Top of Dataset extract

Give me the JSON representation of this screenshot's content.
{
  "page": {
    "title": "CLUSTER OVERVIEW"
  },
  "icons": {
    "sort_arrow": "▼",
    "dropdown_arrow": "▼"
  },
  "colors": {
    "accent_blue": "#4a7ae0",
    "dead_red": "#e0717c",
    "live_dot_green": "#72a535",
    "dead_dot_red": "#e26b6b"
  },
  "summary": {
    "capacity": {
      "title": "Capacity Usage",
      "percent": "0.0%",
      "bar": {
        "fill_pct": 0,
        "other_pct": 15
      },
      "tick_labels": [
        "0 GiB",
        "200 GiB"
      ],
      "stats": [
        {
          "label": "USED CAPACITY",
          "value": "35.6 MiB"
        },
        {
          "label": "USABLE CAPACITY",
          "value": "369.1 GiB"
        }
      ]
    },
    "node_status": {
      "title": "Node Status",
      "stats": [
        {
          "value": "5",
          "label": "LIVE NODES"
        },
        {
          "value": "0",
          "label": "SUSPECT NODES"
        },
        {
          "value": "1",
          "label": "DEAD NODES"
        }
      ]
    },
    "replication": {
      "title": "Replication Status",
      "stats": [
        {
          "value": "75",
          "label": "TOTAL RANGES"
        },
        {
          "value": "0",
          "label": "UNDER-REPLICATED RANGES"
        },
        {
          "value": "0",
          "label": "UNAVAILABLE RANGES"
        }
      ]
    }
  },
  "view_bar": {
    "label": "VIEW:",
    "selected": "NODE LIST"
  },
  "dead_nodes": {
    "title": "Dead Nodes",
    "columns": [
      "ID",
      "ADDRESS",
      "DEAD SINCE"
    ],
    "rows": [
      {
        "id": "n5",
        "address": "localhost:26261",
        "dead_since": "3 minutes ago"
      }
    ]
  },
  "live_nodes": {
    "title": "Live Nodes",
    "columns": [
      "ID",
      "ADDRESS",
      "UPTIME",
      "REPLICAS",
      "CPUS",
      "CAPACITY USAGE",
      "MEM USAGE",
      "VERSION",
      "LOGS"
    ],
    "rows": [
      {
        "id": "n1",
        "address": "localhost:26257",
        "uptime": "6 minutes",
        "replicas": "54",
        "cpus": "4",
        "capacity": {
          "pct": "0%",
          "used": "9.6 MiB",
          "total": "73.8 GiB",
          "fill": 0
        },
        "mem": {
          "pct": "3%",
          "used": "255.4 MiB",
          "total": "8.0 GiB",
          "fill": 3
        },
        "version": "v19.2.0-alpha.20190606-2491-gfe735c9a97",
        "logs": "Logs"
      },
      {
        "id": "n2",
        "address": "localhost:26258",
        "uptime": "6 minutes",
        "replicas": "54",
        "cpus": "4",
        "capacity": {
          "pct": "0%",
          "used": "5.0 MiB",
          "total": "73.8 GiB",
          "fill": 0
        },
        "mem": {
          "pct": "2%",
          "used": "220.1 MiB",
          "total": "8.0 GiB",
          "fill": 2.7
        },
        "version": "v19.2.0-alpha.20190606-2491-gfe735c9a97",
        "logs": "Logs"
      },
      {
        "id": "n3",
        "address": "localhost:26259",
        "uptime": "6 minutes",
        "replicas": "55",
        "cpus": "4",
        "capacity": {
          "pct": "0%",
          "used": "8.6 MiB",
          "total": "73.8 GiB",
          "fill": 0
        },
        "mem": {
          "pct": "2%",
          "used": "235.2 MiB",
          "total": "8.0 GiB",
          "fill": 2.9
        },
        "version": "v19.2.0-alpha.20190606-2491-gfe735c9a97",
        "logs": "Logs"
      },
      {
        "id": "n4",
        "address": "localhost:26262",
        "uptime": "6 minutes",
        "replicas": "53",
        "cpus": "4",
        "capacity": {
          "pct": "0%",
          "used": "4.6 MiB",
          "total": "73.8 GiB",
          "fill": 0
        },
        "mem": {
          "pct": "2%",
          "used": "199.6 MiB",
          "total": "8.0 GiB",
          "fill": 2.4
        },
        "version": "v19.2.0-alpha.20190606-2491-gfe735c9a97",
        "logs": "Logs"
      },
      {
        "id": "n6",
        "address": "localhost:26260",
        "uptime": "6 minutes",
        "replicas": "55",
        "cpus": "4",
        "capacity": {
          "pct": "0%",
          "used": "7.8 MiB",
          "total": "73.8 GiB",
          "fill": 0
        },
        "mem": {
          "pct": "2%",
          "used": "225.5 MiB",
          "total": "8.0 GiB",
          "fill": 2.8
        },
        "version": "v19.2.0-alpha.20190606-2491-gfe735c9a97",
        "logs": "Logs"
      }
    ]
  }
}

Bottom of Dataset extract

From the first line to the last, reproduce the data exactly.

▸ **Response for this exercise**
Give me the JSON representation of this screenshot's content.
{
  "page": {
    "title": "CLUSTER OVERVIEW"
  },
  "icons": {
    "sort_arrow": "▼",
    "dropdown_arrow": "▼"
  },
  "colors": {
    "accent_blue": "#4a7ae0",
    "dead_red": "#e0717c",
    "live_dot_green": "#72a535",
    "dead_dot_red": "#e26b6b"
  },
  "summary": {
    "capacity": {
      "title": "Capacity Usage",
      "percent": "0.0%",
      "bar": {
        "fill_pct": 0,
        "other_pct": 15
      },
      "tick_labels": [
        "0 GiB",
        "200 GiB"
      ],
      "stats": [
        {
          "label": "USED CAPACITY",
          "value": "35.6 MiB"
        },
        {
          "label": "USABLE CAPACITY",
          "value": "369.1 GiB"
        }
      ]
    },
    "node_status": {
      "title": "Node Status",
      "stats": [
        {
          "value": "5",
          "label": "LIVE NODES"
        },
        {
          "value": "0",
          "label": "SUSPECT NODES"
        },
        {
          "value": "1",
          "label": "DEAD NODES"
        }
      ]
    },
    "replication": {
      "title": "Replication Status",
      "stats": [
        {
          "value": "75",
          "label": "TOTAL RANGES"
        },
        {
          "value": "0",
          "label": "UNDER-REPLICATED RANGES"
        },
        {
          "value": "0",
          "label": "UNAVAILABLE RANGES"
        }
      ]
    }
  },
  "view_bar": {
    "label": "VIEW:",
    "selected": "NODE LIST"
  },
  "dead_nodes": {
    "title": "Dead Nodes",
    "columns": [
      "ID",
      "ADDRESS",
      "DEAD SINCE"
    ],
    "rows": [
      {
        "id": "n5",
        "address": "localhost:26261",
        "dead_since": "3 minutes ago"
      }
    ]
  },
  "live_nodes": {
    "title": "Live Nodes",
    "columns": [
      "ID",
      "ADDRESS",
      "UPTIME",
      "REPLICAS",
      "CPUS",
      "CAPACITY USAGE",
      "MEM USAGE",
      "VERSION",
      "LOGS"
    ],
    "rows": [
      {
        "id": "n1",
        "address": "localhost:26257",
        "uptime": "6 minutes",
        "replicas": "54",
        "cpus": "4",
        "capacity": {
          "pct": "0%",
          "used": "9.6 MiB",
          "total": "73.8 GiB",
          "fill": 0
        },
        "mem": {
          "pct": "3%",
          "used": "255.4 MiB",
          "total": "8.0 GiB",
          "fill": 3
        },
        "version": "v19.2.0-alpha.20190606-2491-gfe735c9a97",
        "logs": "Logs"
      },
      {
        "id": "n2",
        "address": "localhost:26258",
        "uptime": "6 minutes",
        "replicas": "54",
        "cpus": "4",
        "capacity": {
          "pct": "0%",
          "used": "5.0 MiB",
          "total": "73.8 GiB",
          "fill": 0
        },
        "mem": {
          "pct": "2%",
          "used": "220.1 MiB",
          "total": "8.0 GiB",
          "fill": 2.7
        },
        "version": "v19.2.0-alpha.20190606-2491-gfe735c9a97",
        "logs": "Logs"
      },
      {
        "id": "n3",
        "address": "localhost:26259",
        "uptime": "6 minutes",
        "replicas": "55",
        "cpus": "4",
        "capacity": {
          "pct": "0%",
          "used": "8.6 MiB",
          "total": "73.8 GiB",
          "fill": 0
        },
        "mem": {
          "pct": "2%",
          "used": "235.2 MiB",
          "total": "8.0 GiB",
          "fill": 2.9
        },
        "version": "v19.2.0-alpha.20190606-2491-gfe735c9a97",
        "logs": "Logs"
      },
      {
        "id": "n4",
        "address": "localhost:26262",
        "uptime": "6 minutes",
        "replicas": "53",
        "cpus": "4",
        "capacity": {
          "pct": "0%",
          "used": "4.6 MiB",
          "total": "73.8 GiB",
          "fill": 0
        },
        "mem": {
          "pct": "2%",
          "used": "199.6 MiB",
          "total": "8.0 GiB",
          "fill": 2.4
        },
        "version": "v19.2.0-alpha.20190606-2491-gfe735c9a97",
        "logs": "Logs"
      },
      {
        "id": "n6",
        "address": "localhost:26260",
        "uptime": "6 minutes",
        "replicas": "55",
        "cpus": "4",
        "capacity": {
          "pct": "0%",
          "used": "7.8 MiB",
          "total": "73.8 GiB",
          "fill": 0
        },
        "mem": {
          "pct": "2%",
          "used": "225.5 MiB",
          "total": "8.0 GiB",
          "fill": 2.8
        },
        "version": "v19.2.0-alpha.20190606-2491-gfe735c9a97",
        "logs": "Logs"
      }
    ]
  }
}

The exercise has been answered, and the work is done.